[Available data]
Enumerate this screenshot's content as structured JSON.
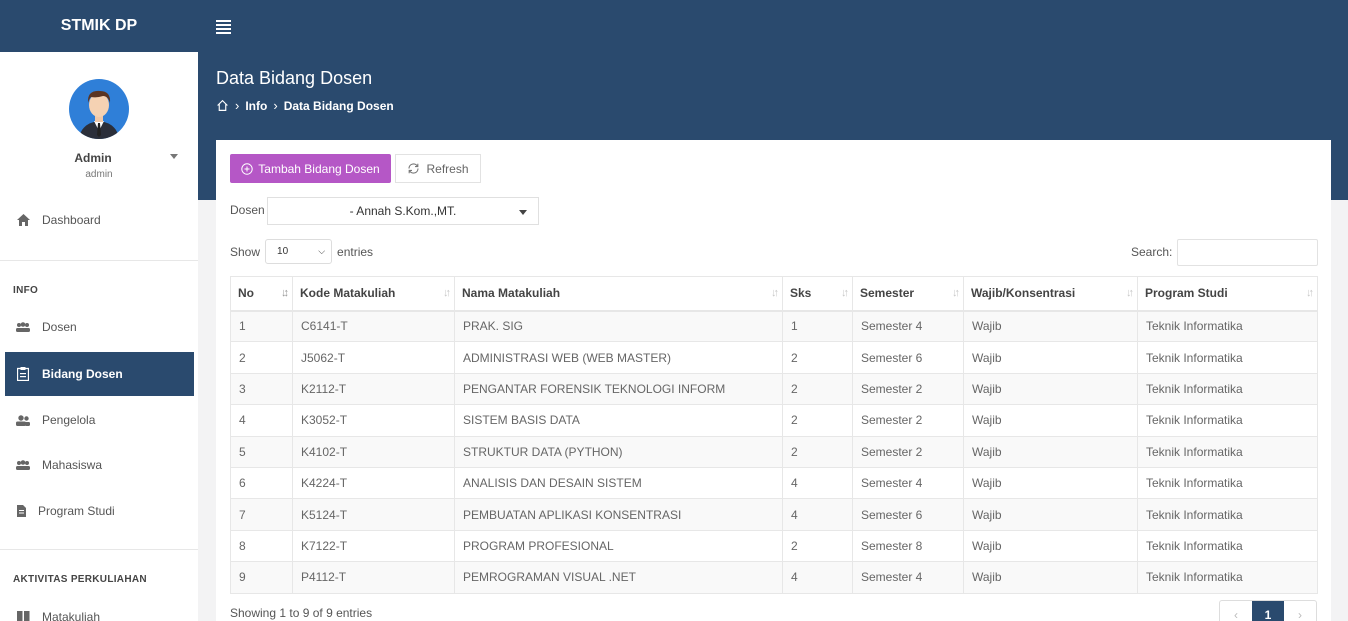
{
  "app": {
    "brand": "STMIK DP"
  },
  "header": {
    "title": "Data Bidang Dosen",
    "breadcrumb": [
      "Info",
      "Data Bidang Dosen"
    ]
  },
  "user": {
    "name": "Admin",
    "role": "admin"
  },
  "sidebar": {
    "dashboard": "Dashboard",
    "section_info": "INFO",
    "items_info": [
      "Dosen",
      "Bidang Dosen",
      "Pengelola",
      "Mahasiswa",
      "Program Studi"
    ],
    "active": "Bidang Dosen",
    "section_aktivitas": "AKTIVITAS PERKULIAHAN",
    "items_aktivitas": [
      "Matakuliah"
    ]
  },
  "toolbar": {
    "add_label": "Tambah Bidang Dosen",
    "refresh_label": "Refresh",
    "add_color": "#b557c6"
  },
  "filter": {
    "label": "Dosen",
    "selected": "- Annah S.Kom.,MT."
  },
  "table_controls": {
    "show_label": "Show",
    "page_length": "10",
    "entries_label": "entries",
    "search_label": "Search:",
    "search_value": ""
  },
  "table": {
    "columns": [
      "No",
      "Kode Matakuliah",
      "Nama Matakuliah",
      "Sks",
      "Semester",
      "Wajib/Konsentrasi",
      "Program Studi"
    ],
    "rows": [
      [
        "1",
        "C6141-T",
        "PRAK. SIG",
        "1",
        "Semester 4",
        "Wajib",
        "Teknik Informatika"
      ],
      [
        "2",
        "J5062-T",
        "ADMINISTRASI WEB (WEB MASTER)",
        "2",
        "Semester 6",
        "Wajib",
        "Teknik Informatika"
      ],
      [
        "3",
        "K2112-T",
        "PENGANTAR FORENSIK TEKNOLOGI INFORM",
        "2",
        "Semester 2",
        "Wajib",
        "Teknik Informatika"
      ],
      [
        "4",
        "K3052-T",
        "SISTEM BASIS DATA",
        "2",
        "Semester 2",
        "Wajib",
        "Teknik Informatika"
      ],
      [
        "5",
        "K4102-T",
        "STRUKTUR DATA (PYTHON)",
        "2",
        "Semester 2",
        "Wajib",
        "Teknik Informatika"
      ],
      [
        "6",
        "K4224-T",
        "ANALISIS DAN DESAIN SISTEM",
        "4",
        "Semester 4",
        "Wajib",
        "Teknik Informatika"
      ],
      [
        "7",
        "K5124-T",
        "PEMBUATAN APLIKASI KONSENTRASI",
        "4",
        "Semester 6",
        "Wajib",
        "Teknik Informatika"
      ],
      [
        "8",
        "K7122-T",
        "PROGRAM PROFESIONAL",
        "2",
        "Semester 8",
        "Wajib",
        "Teknik Informatika"
      ],
      [
        "9",
        "P4112-T",
        "PEMROGRAMAN VISUAL .NET",
        "4",
        "Semester 4",
        "Wajib",
        "Teknik Informatika"
      ]
    ]
  },
  "footer": {
    "info": "Showing 1 to 9 of 9 entries",
    "pages": [
      "‹",
      "1",
      "›"
    ],
    "current_page": "1"
  },
  "colors": {
    "primary": "#2a4a6e",
    "accent": "#b557c6"
  }
}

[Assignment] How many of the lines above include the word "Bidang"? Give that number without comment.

[Result of the task] 5